====== TASK MATERIAL ======

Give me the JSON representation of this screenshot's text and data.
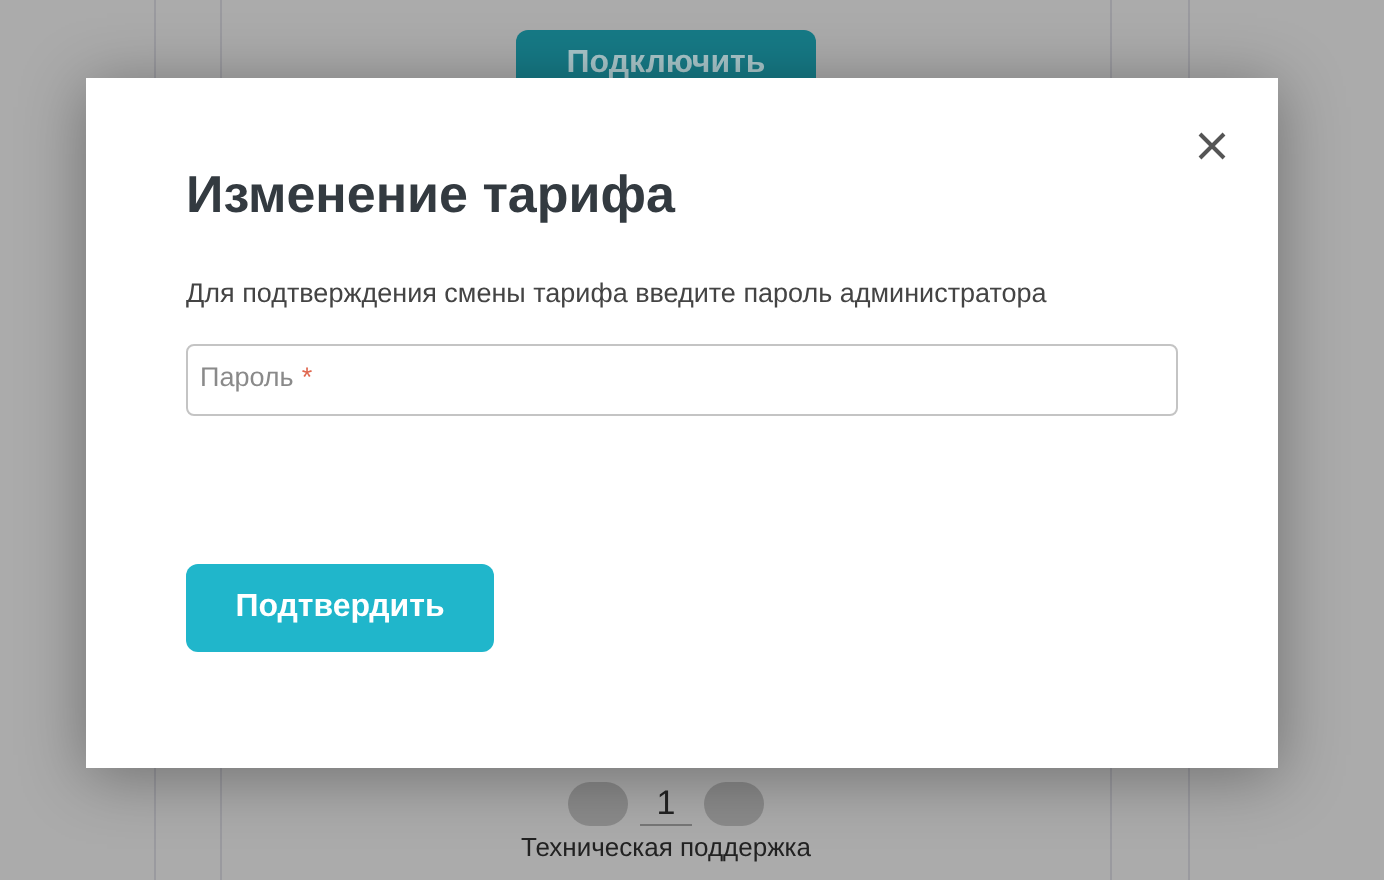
{
  "background": {
    "connect_button": "Подключить",
    "quantity": "1",
    "support_link": "Техническая поддержка"
  },
  "dialog": {
    "title": "Изменение тарифа",
    "message": "Для подтверждения смены тарифа введите пароль администратора",
    "password_field": {
      "label": "Пароль",
      "required_mark": "*"
    },
    "confirm_button": "Подтвердить"
  }
}
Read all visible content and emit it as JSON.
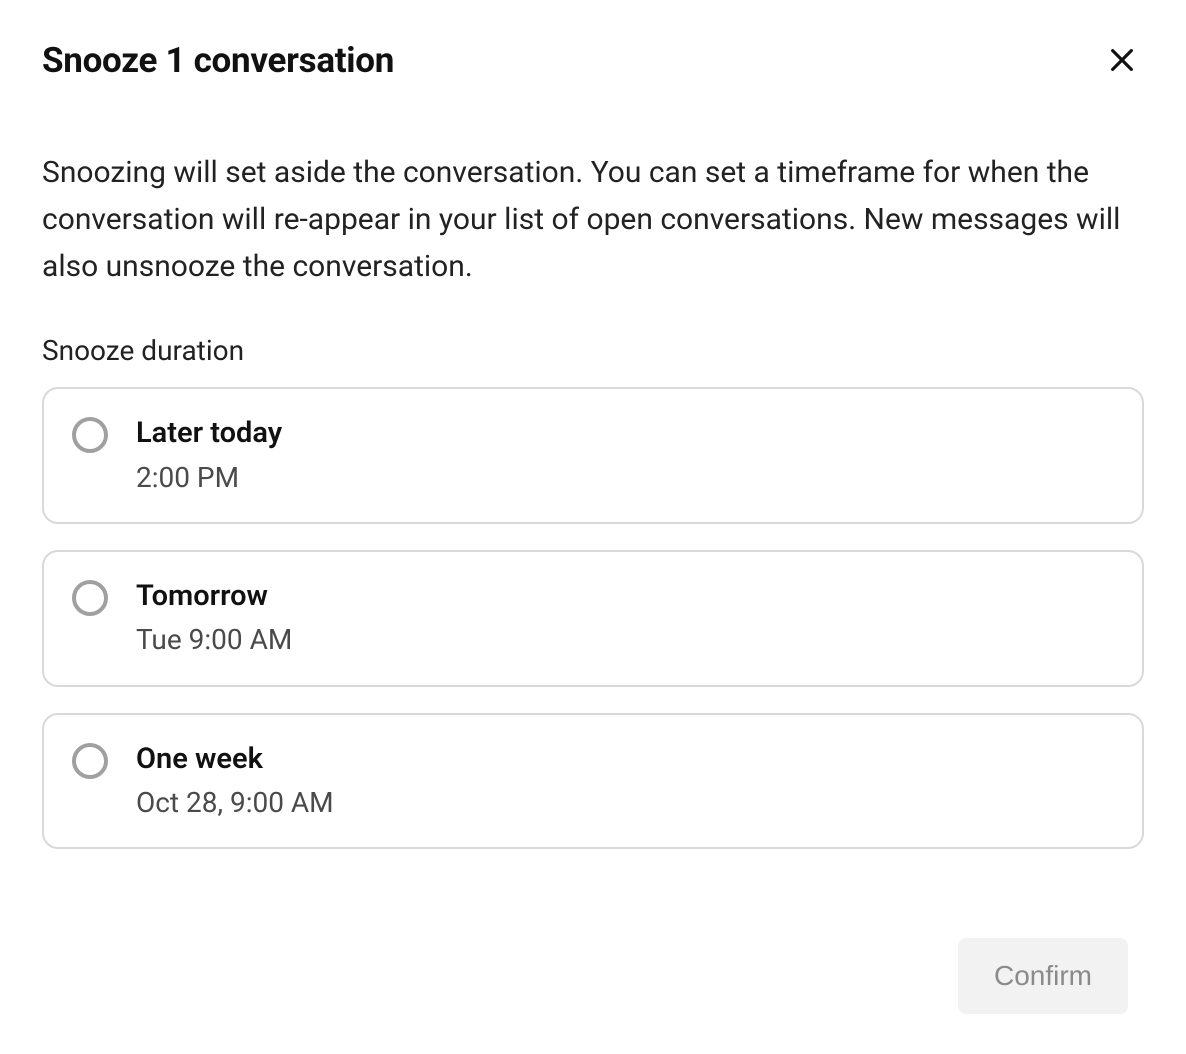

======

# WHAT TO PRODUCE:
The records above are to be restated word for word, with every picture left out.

# RESULT BELOW:
Give me the JSON representation of this screenshot's text and data.
{
  "background": {
    "connect_button": "Подключить",
    "quantity": "1",
    "support_link": "Техническая поддержка"
  },
  "dialog": {
    "title": "Изменение тарифа",
    "message": "Для подтверждения смены тарифа введите пароль администратора",
    "password_field": {
      "label": "Пароль",
      "required_mark": "*"
    },
    "confirm_button": "Подтвердить"
  }
}
Read all visible content and emit it as JSON.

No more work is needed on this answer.